What you should do —
From the listing below, copy each line that contains the word "placeholder".
********
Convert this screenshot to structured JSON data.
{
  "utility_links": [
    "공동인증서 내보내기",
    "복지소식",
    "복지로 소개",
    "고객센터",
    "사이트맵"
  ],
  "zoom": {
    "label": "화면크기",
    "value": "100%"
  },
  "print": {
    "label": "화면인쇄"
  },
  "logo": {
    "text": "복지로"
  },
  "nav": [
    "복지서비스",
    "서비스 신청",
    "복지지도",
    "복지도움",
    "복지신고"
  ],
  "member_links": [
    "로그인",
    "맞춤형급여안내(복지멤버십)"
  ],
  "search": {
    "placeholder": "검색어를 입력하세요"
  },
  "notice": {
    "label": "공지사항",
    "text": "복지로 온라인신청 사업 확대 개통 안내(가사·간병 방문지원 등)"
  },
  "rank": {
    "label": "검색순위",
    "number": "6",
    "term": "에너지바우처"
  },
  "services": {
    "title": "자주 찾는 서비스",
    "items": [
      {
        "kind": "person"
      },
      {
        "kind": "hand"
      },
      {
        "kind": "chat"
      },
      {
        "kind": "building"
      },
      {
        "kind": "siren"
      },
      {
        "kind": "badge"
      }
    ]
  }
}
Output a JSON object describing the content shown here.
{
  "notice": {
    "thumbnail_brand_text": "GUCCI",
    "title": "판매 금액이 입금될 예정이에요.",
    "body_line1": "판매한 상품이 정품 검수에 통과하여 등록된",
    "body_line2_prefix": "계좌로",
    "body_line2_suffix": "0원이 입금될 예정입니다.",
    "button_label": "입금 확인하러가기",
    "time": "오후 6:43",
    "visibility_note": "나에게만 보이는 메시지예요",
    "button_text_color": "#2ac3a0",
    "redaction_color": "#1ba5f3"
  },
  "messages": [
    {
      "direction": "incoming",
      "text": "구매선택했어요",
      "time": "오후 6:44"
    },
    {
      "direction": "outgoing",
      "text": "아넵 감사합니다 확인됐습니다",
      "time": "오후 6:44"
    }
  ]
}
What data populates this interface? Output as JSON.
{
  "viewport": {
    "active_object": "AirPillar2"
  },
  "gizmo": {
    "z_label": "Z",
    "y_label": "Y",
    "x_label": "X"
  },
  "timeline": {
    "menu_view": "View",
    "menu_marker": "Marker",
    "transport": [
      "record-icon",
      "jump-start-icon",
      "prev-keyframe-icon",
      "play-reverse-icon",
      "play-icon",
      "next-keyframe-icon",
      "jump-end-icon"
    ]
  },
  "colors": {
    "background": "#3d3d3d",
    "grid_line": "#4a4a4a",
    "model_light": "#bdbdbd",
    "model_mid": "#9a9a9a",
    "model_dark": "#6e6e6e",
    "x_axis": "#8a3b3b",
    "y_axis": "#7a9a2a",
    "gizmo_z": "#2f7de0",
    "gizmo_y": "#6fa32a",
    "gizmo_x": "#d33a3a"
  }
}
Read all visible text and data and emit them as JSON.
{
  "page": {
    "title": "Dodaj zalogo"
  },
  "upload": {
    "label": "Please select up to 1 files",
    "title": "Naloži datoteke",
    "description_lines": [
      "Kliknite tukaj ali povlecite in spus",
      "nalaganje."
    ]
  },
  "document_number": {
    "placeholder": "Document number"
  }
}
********
Answer section —
    "placeholder": "검색어를 입력하세요"
    "placeholder": "Document number"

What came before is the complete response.